*Work request:*
Please restate the data that follows, leaving every word in place.
***** Records to process
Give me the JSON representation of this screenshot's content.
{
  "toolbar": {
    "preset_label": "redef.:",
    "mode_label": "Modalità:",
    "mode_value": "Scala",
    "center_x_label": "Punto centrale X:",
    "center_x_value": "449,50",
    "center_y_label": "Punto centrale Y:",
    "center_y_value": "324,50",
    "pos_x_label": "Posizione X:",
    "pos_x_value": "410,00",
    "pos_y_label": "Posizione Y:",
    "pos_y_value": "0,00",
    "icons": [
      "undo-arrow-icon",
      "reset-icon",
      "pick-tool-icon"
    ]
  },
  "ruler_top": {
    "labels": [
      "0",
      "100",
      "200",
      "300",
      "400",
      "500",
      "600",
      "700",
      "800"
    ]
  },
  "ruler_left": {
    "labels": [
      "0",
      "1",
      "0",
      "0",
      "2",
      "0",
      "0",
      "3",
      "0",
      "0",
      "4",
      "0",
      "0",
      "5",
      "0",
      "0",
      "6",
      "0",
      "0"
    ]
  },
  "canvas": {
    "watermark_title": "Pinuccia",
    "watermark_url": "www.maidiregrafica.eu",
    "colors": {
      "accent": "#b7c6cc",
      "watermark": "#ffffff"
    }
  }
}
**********
*Task response:*
Give me the JSON representation of this screenshot's content.
{
  "toolbar": {
    "preset_label": "redef.:",
    "mode_label": "Modalità:",
    "mode_value": "Scala",
    "center_x_label": "Punto centrale X:",
    "center_x_value": "449,50",
    "center_y_label": "Punto centrale Y:",
    "center_y_value": "324,50",
    "pos_x_label": "Posizione X:",
    "pos_x_value": "410,00",
    "pos_y_label": "Posizione Y:",
    "pos_y_value": "0,00",
    "icons": [
      "undo-arrow-icon",
      "reset-icon",
      "pick-tool-icon"
    ]
  },
  "ruler_top": {
    "labels": [
      "0",
      "100",
      "200",
      "300",
      "400",
      "500",
      "600",
      "700",
      "800"
    ]
  },
  "ruler_left": {
    "labels": [
      "0",
      "1",
      "0",
      "0",
      "2",
      "0",
      "0",
      "3",
      "0",
      "0",
      "4",
      "0",
      "0",
      "5",
      "0",
      "0",
      "6",
      "0",
      "0"
    ]
  },
  "canvas": {
    "watermark_title": "Pinuccia",
    "watermark_url": "www.maidiregrafica.eu",
    "colors": {
      "accent": "#b7c6cc",
      "watermark": "#ffffff"
    }
  }
}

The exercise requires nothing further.